reports that New Zealand's honey producers have long argued that it's the only country that can produce true manuka honey, because it's the only place where the manuka bush (Leptospermum scoparium) is found. Australian manuka, they argue, comes from other different-but-related species. (The New Zealanders have previously suggested that the Australian version should be called tea tree honey.)recently wrote in Wine and Food: "The New York Times
Manuka honey? Tea tree honey?
Well, we just think of the bees and that beautiful plant.
For five years, we grew a Leptospermum scoparium keatleyi, the tallest and rangiest variety of the Leptospermum scopariums. It bears our family name, Keatley; New Zealand sea skipper/horticulturist Capt. Edward John "Ted" Keatley (1875-1962) discovered it and named the variety "keatleyi."
Factoids: According to the Maritime Museum in Wellington, New Zealand, Capt. Keatley once commanded 28 of the Northern Steam Ship Company's vessels. He also was considered an authority on the flora of the Auckland province. In June 1961, the Royal Horticulture Society awarded Capt. Keatley the "Award of Merit" for his discovery of the keatleyi, or "royal pink manuka."Sadly our "Keatley" plant didn't make it past five years. But generations of honey bees nectared on the blossoms while the plant thrived in our yard.
Or you can do taste, discuss and analyze that honey during the Sensory Evaluation of Honey Course, hosted Nov. 7-9 by the UC Davis Honey and Pollination Center in the Robert Mondavi Institute (RMI) on Old Davis Road, UC Davis campus.
The three-day certificate course covers "everything in the world of honey," says director Amina Harris. It takes place from 9 a.m. to 5 p.m. each day in the RMI Sensory Building.
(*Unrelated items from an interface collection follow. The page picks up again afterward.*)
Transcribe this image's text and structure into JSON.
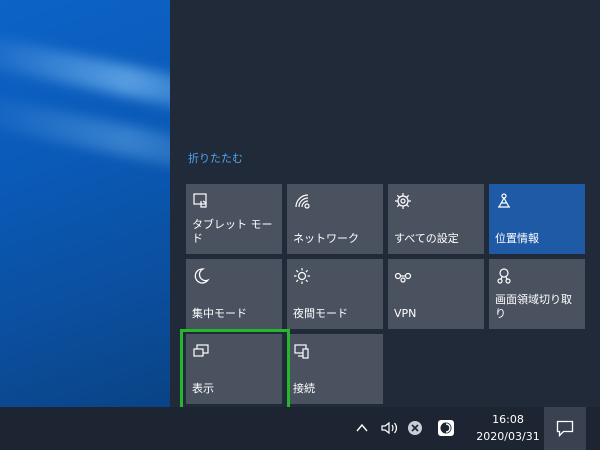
{
  "action_center": {
    "collapse_label": "折りたたむ",
    "tiles": [
      {
        "label": "タブレット モード",
        "icon": "tablet-mode-icon",
        "active": false
      },
      {
        "label": "ネットワーク",
        "icon": "network-icon",
        "active": false
      },
      {
        "label": "すべての設定",
        "icon": "gear-icon",
        "active": false
      },
      {
        "label": "位置情報",
        "icon": "location-icon",
        "active": true
      },
      {
        "label": "集中モード",
        "icon": "moon-icon",
        "active": false
      },
      {
        "label": "夜間モード",
        "icon": "brightness-icon",
        "active": false
      },
      {
        "label": "VPN",
        "icon": "vpn-icon",
        "active": false
      },
      {
        "label": "画面領域切り取り",
        "icon": "snip-icon",
        "active": false
      },
      {
        "label": "表示",
        "icon": "project-icon",
        "active": false
      },
      {
        "label": "接続",
        "icon": "connect-icon",
        "active": false
      }
    ]
  },
  "taskbar": {
    "time": "16:08",
    "date": "2020/03/31",
    "tray_icons": [
      "chevron-up-icon",
      "speaker-icon",
      "close-circle-icon",
      "app-icon"
    ],
    "notification_icon": "notification-icon"
  },
  "colors": {
    "accent": "#1f5aa6",
    "highlight_border": "#26b82b",
    "link": "#4ea3f0"
  }
}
Yes, there's still time to register; a few openings remain.
"Attendees will taste, discuss and analyze approximately 40 varieties of honey from across the globe to hearing the latest in bee sting allergy research," according to the center's press release. "The focus is on tasting honey using both the well-known Italian method taught at the Registry of Experts in Bologna alongside our own UC Davis research tasting protocols and techniques."
Course instructors include:
- Orietta Gianjorio, professional taster of honey certified by the Italian Register of Experts (she also professionally tastes wine, olive oil, chocolate and other commodities)
- Suzanne Teuber, M.D., a UC Davis professor in the Department of Medicine, who focuses on allergies
- Amy Myrdal Miller, a national consulting nutritionist
- Joyce Schlachter, a quality control specialist at Crockett Honey with a direct interest in adulteration
- Mani Niall, a professional chef,, occasional beekeeper and author of “Covered in Honey" and
- Hildegarde Heymann, a world-renowned professor of sensory science, who will explain exactly how our sensory apparatus works.
The introductory course uses sensory evaluation tools and methods to educate participants in the nuances of varietal honey, Harris said. Students will learn about methods of evaluation, stands and quality in this certificate program. It's geared for anyone interested in learning how to critically taste and assess honey. Using standard sensory techniques, packers, chefs, beekeepers, writers, food manufacturers, honey aficionados will learn about the nuances of varietal honey.
Attendees will receive a UC Davis Honey Flavor Wheel and the Center's newly published Honey Journal, in addition to access to all presentations.
Another highlight: members of the UC Davis research team will share results from their honey analysis research. The research includes work in the field of gas chromatography, Nuclear Magnetic Resonance (NMR), pollen and the development of a full sensory panel.